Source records
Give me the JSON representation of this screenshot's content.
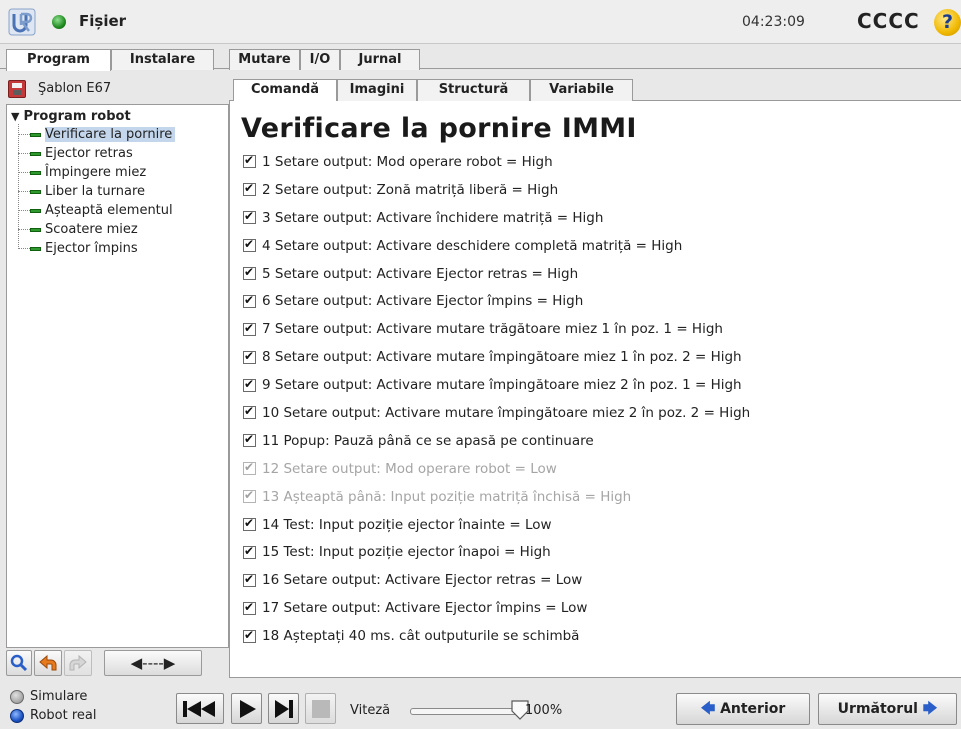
{
  "titlebar": {
    "menu_label": "Fișier",
    "clock": "04:23:09",
    "robot_name": "CCCC",
    "help_glyph": "?"
  },
  "main_tabs": [
    {
      "label": "Program",
      "active": true
    },
    {
      "label": "Instalare",
      "active": false
    },
    {
      "label": "Mutare",
      "active": false
    },
    {
      "label": "I/O",
      "active": false
    },
    {
      "label": "Jurnal",
      "active": false
    }
  ],
  "left_panel": {
    "template_name": "Şablon E67",
    "tree": {
      "root": "Program robot",
      "items": [
        {
          "label": "Verificare la pornire",
          "selected": true
        },
        {
          "label": "Ejector retras",
          "selected": false
        },
        {
          "label": "Împingere miez",
          "selected": false
        },
        {
          "label": "Liber la turnare",
          "selected": false
        },
        {
          "label": "Așteaptă elementul",
          "selected": false
        },
        {
          "label": "Scoatere miez",
          "selected": false
        },
        {
          "label": "Ejector împins",
          "selected": false
        }
      ]
    },
    "tools": {
      "step_arrows": "◀----▶"
    }
  },
  "sub_tabs": [
    {
      "label": "Comandă",
      "active": true
    },
    {
      "label": "Imagini",
      "active": false
    },
    {
      "label": "Structură",
      "active": false
    },
    {
      "label": "Variabile",
      "active": false
    }
  ],
  "content": {
    "title": "Verificare la pornire IMMI",
    "commands": [
      {
        "text": "1 Setare output: Mod operare robot = High",
        "checked": true,
        "enabled": true
      },
      {
        "text": "2 Setare output: Zonă matriță liberă = High",
        "checked": true,
        "enabled": true
      },
      {
        "text": "3 Setare output: Activare închidere matriță = High",
        "checked": true,
        "enabled": true
      },
      {
        "text": "4 Setare output: Activare deschidere completă matriță = High",
        "checked": true,
        "enabled": true
      },
      {
        "text": "5 Setare output: Activare Ejector retras = High",
        "checked": true,
        "enabled": true
      },
      {
        "text": "6 Setare output: Activare Ejector împins = High",
        "checked": true,
        "enabled": true
      },
      {
        "text": "7 Setare output: Activare mutare trăgătoare miez 1 în poz. 1 = High",
        "checked": true,
        "enabled": true
      },
      {
        "text": "8 Setare output: Activare mutare împingătoare miez 1 în poz. 2 = High",
        "checked": true,
        "enabled": true
      },
      {
        "text": "9 Setare output: Activare mutare împingătoare miez 2 în poz. 1 = High",
        "checked": true,
        "enabled": true
      },
      {
        "text": "10 Setare output: Activare mutare împingătoare miez 2 în poz. 2 = High",
        "checked": true,
        "enabled": true
      },
      {
        "text": "11 Popup: Pauză până ce se apasă pe continuare",
        "checked": true,
        "enabled": true
      },
      {
        "text": "12 Setare output: Mod operare robot = Low",
        "checked": true,
        "enabled": false
      },
      {
        "text": "13 Așteaptă până: Input poziție matriță închisă = High",
        "checked": true,
        "enabled": false
      },
      {
        "text": "14 Test: Input poziție ejector înainte = Low",
        "checked": true,
        "enabled": true
      },
      {
        "text": "15 Test: Input poziție ejector înapoi = High",
        "checked": true,
        "enabled": true
      },
      {
        "text": "16 Setare output: Activare Ejector retras = Low",
        "checked": true,
        "enabled": true
      },
      {
        "text": "17 Setare output: Activare Ejector împins = Low",
        "checked": true,
        "enabled": true
      },
      {
        "text": "18 Așteptați 40 ms. cât outputurile se schimbă",
        "checked": true,
        "enabled": true
      }
    ]
  },
  "bottom": {
    "mode_simulation": "Simulare",
    "mode_real": "Robot real",
    "speed_label": "Viteză",
    "speed_value": "100%",
    "speed_fraction": 1.0,
    "prev_label": "Anterior",
    "next_label": "Următorul"
  },
  "colors": {
    "status_ok": "#1f8a1f",
    "selection": "#c3d6ec",
    "node_green": "#2e9a2e",
    "accent_blue": "#2a5ec8",
    "disabled_text": "#a5a5a5"
  }
}
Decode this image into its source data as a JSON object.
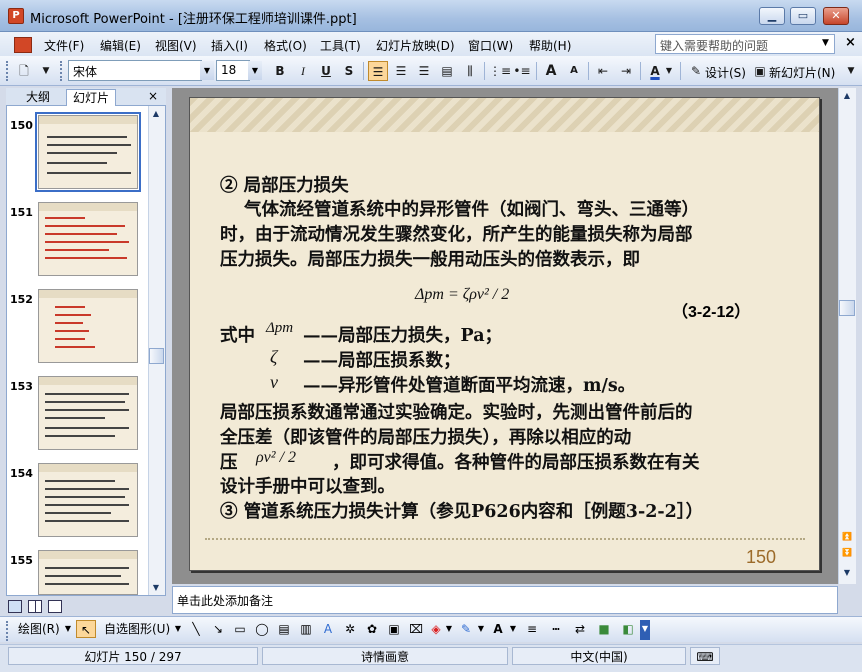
{
  "window": {
    "title": "Microsoft PowerPoint - [注册环保工程师培训课件.ppt]",
    "app_icon_label": "P",
    "minimize": "▁",
    "maximize": "▭",
    "close": "✕"
  },
  "menu": {
    "items": [
      "文件(F)",
      "编辑(E)",
      "视图(V)",
      "插入(I)",
      "格式(O)",
      "工具(T)",
      "幻灯片放映(D)",
      "窗口(W)",
      "帮助(H)"
    ],
    "help_placeholder": "键入需要帮助的问题",
    "close": "×"
  },
  "toolbar": {
    "font_name": "宋体",
    "font_size": "18",
    "bold": "B",
    "italic": "I",
    "underline": "U",
    "shadow": "S",
    "design": "设计(S)",
    "new_slide": "新幻灯片(N)",
    "grow_font": "A",
    "shrink_font": "A",
    "font_color": "A"
  },
  "left_pane": {
    "tabs": [
      "大纲",
      "幻灯片"
    ],
    "close": "×",
    "slides": [
      {
        "number": "150",
        "selected": true
      },
      {
        "number": "151",
        "selected": false
      },
      {
        "number": "152",
        "selected": false
      },
      {
        "number": "153",
        "selected": false
      },
      {
        "number": "154",
        "selected": false
      },
      {
        "number": "155",
        "selected": false
      }
    ]
  },
  "slide": {
    "heading": "② 局部压力损失",
    "para1": [
      "气体流经管道系统中的异形管件（如阀门、弯头、三通等）",
      "时，由于流动情况发生骤然变化，所产生的能量损失称为局部",
      "压力损失。局部压力损失一般用动压头的倍数表示，即"
    ],
    "formula": "Δpm = ζρv² / 2",
    "formula_number": "（3-2-12）",
    "where_prefix": "式中",
    "var1_symbol": "Δpm",
    "var1_desc": "——局部压力损失，Pa；",
    "var2_symbol": "ζ",
    "var2_desc": "——局部压损系数；",
    "var3_symbol": "v",
    "var3_desc": "——异形管件处管道断面平均流速，m/s。",
    "para2": [
      "局部压损系数通常通过实验确定。实验时，先测出管件前后的",
      "全压差（即该管件的局部压力损失），再除以相应的动"
    ],
    "para2_line3_prefix": "压",
    "para2_line3_formula": "ρv² / 2",
    "para2_line3_suffix": "，即可求得值。各种管件的局部压损系数在有关",
    "para2_line4": "设计手册中可以查到。",
    "item3": "③ 管道系统压力损失计算（参见P626内容和［例题3-2-2］）",
    "page_number": "150"
  },
  "notes": {
    "placeholder": "单击此处添加备注"
  },
  "drawing_toolbar": {
    "draw": "绘图(R)",
    "autoshapes": "自选图形(U)"
  },
  "status": {
    "slide_info": "幻灯片 150 / 297",
    "design_name": "诗情画意",
    "language": "中文(中国)"
  },
  "colors": {
    "slide_bg": "#f2ead6",
    "slide_number": "#9c6b2a",
    "selection": "#3b6ec7"
  }
}
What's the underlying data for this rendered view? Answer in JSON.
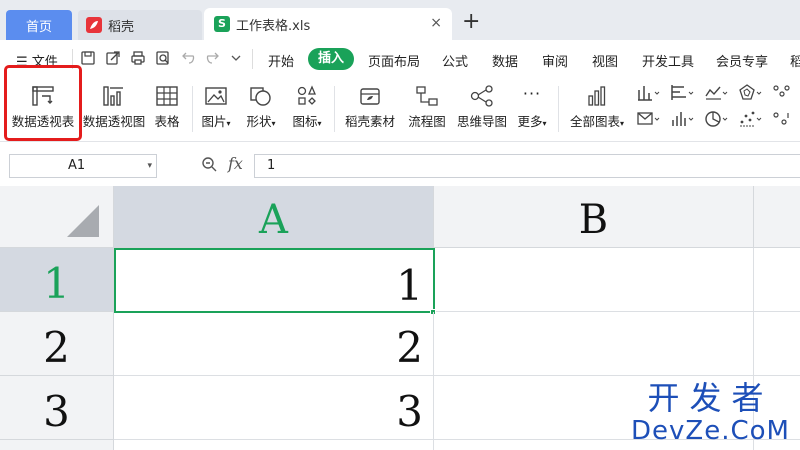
{
  "tabs": {
    "home": "首页",
    "daoke": "稻壳",
    "file": "工作表格.xls",
    "close": "×",
    "add": "+"
  },
  "menu": {
    "file": "文件",
    "items": [
      "开始",
      "插入",
      "页面布局",
      "公式",
      "数据",
      "审阅",
      "视图",
      "开发工具",
      "会员专享",
      "稻"
    ]
  },
  "ribbon": {
    "pivot_table": "数据透视表",
    "pivot_chart": "数据透视图",
    "table": "表格",
    "picture": "图片",
    "shape": "形状",
    "icon": "图标",
    "daoke_material": "稻壳素材",
    "flowchart": "流程图",
    "mindmap": "思维导图",
    "more": "更多",
    "all_charts": "全部图表"
  },
  "formula": {
    "name_box": "A1",
    "fx": "fx",
    "value": "1"
  },
  "grid": {
    "columns": [
      "A",
      "B"
    ],
    "rows": [
      {
        "num": "1",
        "a": "1"
      },
      {
        "num": "2",
        "a": "2"
      },
      {
        "num": "3",
        "a": "3"
      }
    ]
  },
  "watermark": {
    "line1": "开发者",
    "line2": "DevZe.CoM"
  },
  "colors": {
    "accent_green": "#1aa259",
    "home_tab_blue": "#5b8def",
    "highlight_red": "#e41c1c",
    "watermark_blue": "#1d4fb8"
  }
}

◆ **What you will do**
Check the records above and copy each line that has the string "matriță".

◆ **Output of the exercise**
        "text": "2 Setare output: Zonă matriță liberă = High",
        "text": "3 Setare output: Activare închidere matriță = High",
        "text": "4 Setare output: Activare deschidere completă matriță = High",
        "text": "13 Așteaptă până: Input poziție matriță închisă = High",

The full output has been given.